It will include flexible roles for employees with the focus on multiskilling. By introducing the concept of multiskilling an organisation can create more redundancy and overlap among employees so that everyone has a backup job in the case of slowdown. Tata Motors follows this approach to create more redundancy in case of its temporary workforce. This will include cross functional training, exposure to different departments etc.
As we have seen already planning can be of three type. Tactical planning can also be one of the ways of workforce planning. Tactical or response planning is the kind of planning that can be undertaken to support overall strategy. Karl Weick once said that an organisation should be seen as a continually unfolding process. The problem is the strategy of the organisation keeps on changing and people at the bottom are not aware of it most of the time. To avoid this companies need tactical planning. Tactical planning guides the adjustment of all stakeholders of the organization to environmental pressures/ strategic changes.
This article has been authored by Margesh Wavhal & Shruti Joshi from XLRI Jamshedpur
Manzini, A. O. (1988). Integrating Human Resource Planning and Development: The Unification of Strategic, Operational, and Human Resource Planning Systems. Human Resource Planning, 11(2), 79-94.
Anderson, M. W. (2004). The metrics of workforce planning. Public Personnel Management, 33(4), 363-378
Lavelle, J. (2007). On workforce architecture, employment relationships and lifecycles: Expanding the purview of workforce planning & management. Public Personnel Management, 36(4), 371-385.
Kanter, R. M. (1983). Frontiers for strategic human resource planning and management. Human Resource Management, 22(1‐2), 9-21

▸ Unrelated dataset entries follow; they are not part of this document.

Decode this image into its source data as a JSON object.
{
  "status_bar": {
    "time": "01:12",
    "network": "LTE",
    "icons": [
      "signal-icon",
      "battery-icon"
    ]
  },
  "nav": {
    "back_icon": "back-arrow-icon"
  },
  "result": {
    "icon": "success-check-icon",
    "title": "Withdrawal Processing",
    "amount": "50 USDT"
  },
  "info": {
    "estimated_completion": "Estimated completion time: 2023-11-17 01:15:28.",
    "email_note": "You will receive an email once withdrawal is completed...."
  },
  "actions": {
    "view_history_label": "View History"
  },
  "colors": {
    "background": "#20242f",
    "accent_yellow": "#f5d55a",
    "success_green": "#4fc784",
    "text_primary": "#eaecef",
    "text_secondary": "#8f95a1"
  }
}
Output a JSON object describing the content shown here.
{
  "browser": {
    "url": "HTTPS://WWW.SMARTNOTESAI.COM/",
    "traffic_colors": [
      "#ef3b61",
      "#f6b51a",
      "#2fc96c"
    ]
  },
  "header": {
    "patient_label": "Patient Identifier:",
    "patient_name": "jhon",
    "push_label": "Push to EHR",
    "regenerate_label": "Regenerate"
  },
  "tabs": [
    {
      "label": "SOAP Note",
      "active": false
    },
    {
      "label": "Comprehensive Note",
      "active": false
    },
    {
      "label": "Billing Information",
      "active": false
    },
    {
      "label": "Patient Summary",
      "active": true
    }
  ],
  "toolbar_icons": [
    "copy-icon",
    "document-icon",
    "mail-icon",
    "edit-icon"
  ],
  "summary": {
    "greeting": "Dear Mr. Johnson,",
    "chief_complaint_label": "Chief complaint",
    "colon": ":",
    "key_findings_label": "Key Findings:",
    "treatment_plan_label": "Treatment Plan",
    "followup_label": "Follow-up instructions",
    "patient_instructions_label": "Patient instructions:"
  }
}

Pynes, J. E. (2004). The implementation of workforce and succession planning in the public sector. Public Personnel Management, 33(4), 389-404.
If you are interested in writing articles for us, Submit Here